Immediately after Frank’s announcement, however, speculation abounded that Maloney, who has represented New York for 10 terms, would make a play for the gavel. But Maloney set the record straight today by saying she would not face Waters.
“I’m not challenging Maxine,” she told Roll Call in a brief interview. “I’m just working on doing a good job, and all of us should be focused on taking back the House. That’s what I’m focused on.”
Maloney called Waters on Wednesday and informed her of her intention not to try to jump rank, according to a Congressional source.
Still, that does not necessarily mean Maloney won’t end up in the center seat. Waters is under an ethics investigation that is set to wrap up sometime next year, and the results could make it problematic for leaders to appoint her to a top committee slot.
If that is the case, Maloney could become the lead Democrat on the panel without having to challenge anyone.

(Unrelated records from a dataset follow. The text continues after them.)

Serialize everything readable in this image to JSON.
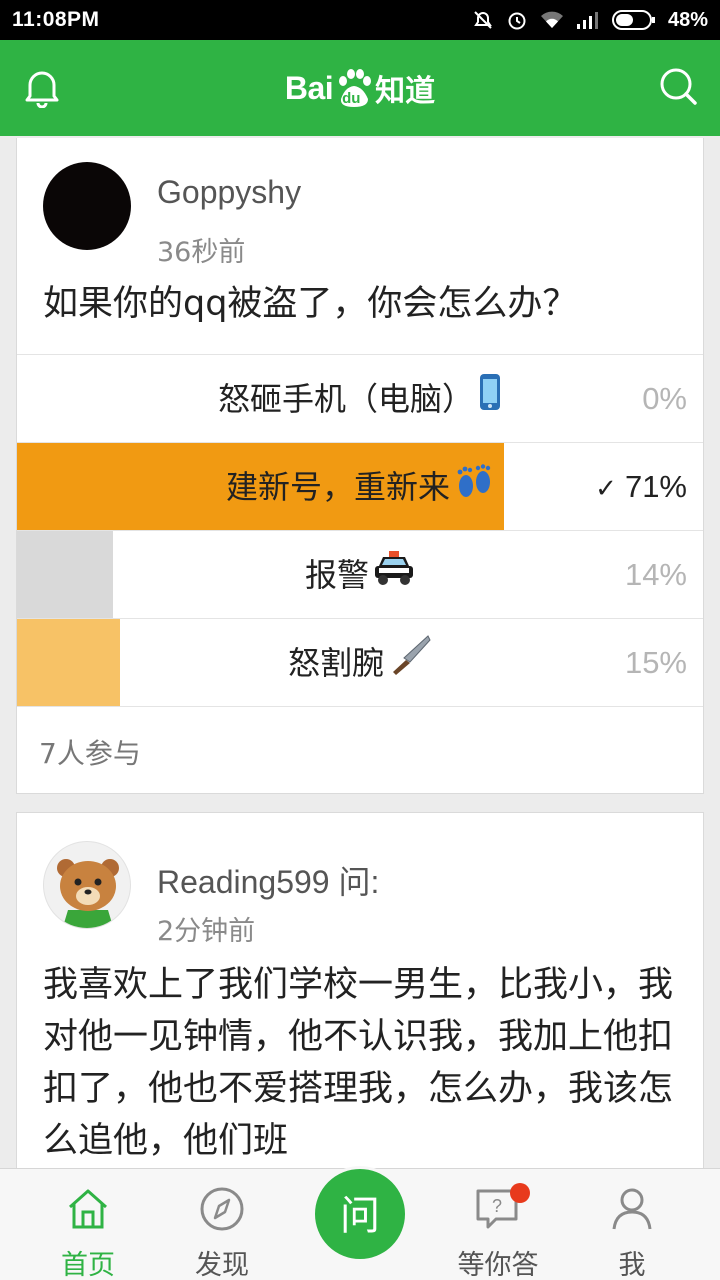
{
  "status_bar": {
    "time": "11:08PM",
    "battery": "48%"
  },
  "header": {
    "logo_bai": "Bai",
    "logo_du": "du",
    "logo_zhidao": "知道"
  },
  "card1": {
    "username": "Goppyshy",
    "time_ago": "36秒前",
    "question": "如果你的qq被盗了，你会怎么办？",
    "options": [
      {
        "label": "怒砸手机（电脑）",
        "percent": "0%",
        "fraction": 0.0,
        "emoji": "phone-emoji"
      },
      {
        "label": "建新号，重新来",
        "percent": "71%",
        "fraction": 0.71,
        "emoji": "footprints-emoji",
        "selected": true,
        "check": "✓"
      },
      {
        "label": "报警",
        "percent": "14%",
        "fraction": 0.14,
        "emoji": "police-car-emoji"
      },
      {
        "label": "怒割腕",
        "percent": "15%",
        "fraction": 0.15,
        "emoji": "knife-emoji"
      }
    ],
    "participants": "7人参与"
  },
  "card2": {
    "username": "Reading599 问:",
    "time_ago": "2分钟前",
    "question": "我喜欢上了我们学校一男生，比我小，我对他一见钟情，他不认识我，我加上他扣扣了，他也不爱搭理我，怎么办，我该怎么追他，他们班"
  },
  "bottom_nav": {
    "home": "首页",
    "discover": "发现",
    "ask": "问",
    "waiting": "等你答",
    "me": "我"
  },
  "colors": {
    "brand": "#2fb344",
    "selected_bar": "#f19a12",
    "bar_grey": "#d9d9d9",
    "bar_light_orange": "#f7c266",
    "badge": "#e83a1c"
  }
}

Waters’ allies, however, have already tossed around some strong rhetoric about the race, with one staffer to a member of the Congressional Black Caucus vowing “Armageddon” should Waters be passed over.
Correction: Dec. 1, 2011
Because of an editing error, an earlier version of this story incorrectly stated which day Rep. Carolyn Maloney called Rep. Maxine Waters.
James Jones, communications director for DC Vote, tapes a "DC Constituents Service Day" sign on the wall as he stands with other DC residents outside of Rep. Andy Harris's office on Capitol Hill to protest Harris' actions against D.C.'s marijuana laws on Thursday, July 24, 2014. DC Vote encouraged DC residents to bring their complaints about city services to the Maryland congressman.